====== Material supplied ======
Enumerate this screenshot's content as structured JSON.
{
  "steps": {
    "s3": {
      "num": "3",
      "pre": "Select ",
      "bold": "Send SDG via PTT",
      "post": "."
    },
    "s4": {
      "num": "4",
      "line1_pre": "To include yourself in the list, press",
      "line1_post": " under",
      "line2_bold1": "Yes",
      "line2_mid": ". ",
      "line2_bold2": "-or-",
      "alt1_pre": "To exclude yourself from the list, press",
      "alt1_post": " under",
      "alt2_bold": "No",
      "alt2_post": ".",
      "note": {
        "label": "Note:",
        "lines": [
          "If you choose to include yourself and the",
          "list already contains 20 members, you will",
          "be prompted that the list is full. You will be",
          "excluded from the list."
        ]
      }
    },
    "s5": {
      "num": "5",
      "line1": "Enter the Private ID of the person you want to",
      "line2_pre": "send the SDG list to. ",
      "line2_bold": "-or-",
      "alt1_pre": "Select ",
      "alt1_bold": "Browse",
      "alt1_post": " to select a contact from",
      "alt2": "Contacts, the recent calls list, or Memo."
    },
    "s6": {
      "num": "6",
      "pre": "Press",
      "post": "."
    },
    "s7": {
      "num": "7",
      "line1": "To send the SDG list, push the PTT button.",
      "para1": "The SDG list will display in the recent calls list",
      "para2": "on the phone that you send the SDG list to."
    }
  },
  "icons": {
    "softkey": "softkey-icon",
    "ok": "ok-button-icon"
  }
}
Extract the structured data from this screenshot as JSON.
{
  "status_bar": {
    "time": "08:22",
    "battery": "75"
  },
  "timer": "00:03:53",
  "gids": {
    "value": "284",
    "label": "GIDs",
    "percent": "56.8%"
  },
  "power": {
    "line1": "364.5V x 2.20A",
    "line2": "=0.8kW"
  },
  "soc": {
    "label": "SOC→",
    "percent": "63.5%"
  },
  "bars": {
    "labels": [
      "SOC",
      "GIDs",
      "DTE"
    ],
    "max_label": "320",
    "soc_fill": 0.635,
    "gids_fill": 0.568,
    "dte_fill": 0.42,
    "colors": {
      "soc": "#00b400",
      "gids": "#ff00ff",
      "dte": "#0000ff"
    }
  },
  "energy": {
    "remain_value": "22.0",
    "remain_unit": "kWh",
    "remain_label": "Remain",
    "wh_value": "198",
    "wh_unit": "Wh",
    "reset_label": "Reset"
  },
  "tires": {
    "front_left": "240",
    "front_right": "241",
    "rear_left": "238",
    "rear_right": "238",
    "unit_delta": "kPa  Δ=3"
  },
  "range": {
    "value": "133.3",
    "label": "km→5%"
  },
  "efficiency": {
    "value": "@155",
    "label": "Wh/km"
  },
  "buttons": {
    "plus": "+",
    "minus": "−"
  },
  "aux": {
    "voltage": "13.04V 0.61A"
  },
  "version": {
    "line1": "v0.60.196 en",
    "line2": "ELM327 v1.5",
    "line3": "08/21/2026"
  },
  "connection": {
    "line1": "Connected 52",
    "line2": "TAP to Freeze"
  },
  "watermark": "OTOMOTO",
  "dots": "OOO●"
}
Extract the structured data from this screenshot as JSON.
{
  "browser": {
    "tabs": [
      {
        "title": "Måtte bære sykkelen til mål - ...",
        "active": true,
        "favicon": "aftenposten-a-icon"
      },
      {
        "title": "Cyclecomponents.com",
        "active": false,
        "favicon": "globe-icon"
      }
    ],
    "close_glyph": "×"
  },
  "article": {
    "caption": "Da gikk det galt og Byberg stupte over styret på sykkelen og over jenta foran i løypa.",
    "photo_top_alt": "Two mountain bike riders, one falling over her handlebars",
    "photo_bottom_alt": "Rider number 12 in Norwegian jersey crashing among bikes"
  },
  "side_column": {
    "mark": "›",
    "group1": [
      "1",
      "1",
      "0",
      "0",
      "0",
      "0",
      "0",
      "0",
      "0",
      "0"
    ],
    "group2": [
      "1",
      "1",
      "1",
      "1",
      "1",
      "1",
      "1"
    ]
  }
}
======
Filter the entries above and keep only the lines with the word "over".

* Written answer:
    "caption": "Da gikk det galt og Byberg stupte over styret på sykkelen og over jenta foran i løypa.",
    "photo_top_alt": "Two mountain bike riders, one falling over her handlebars",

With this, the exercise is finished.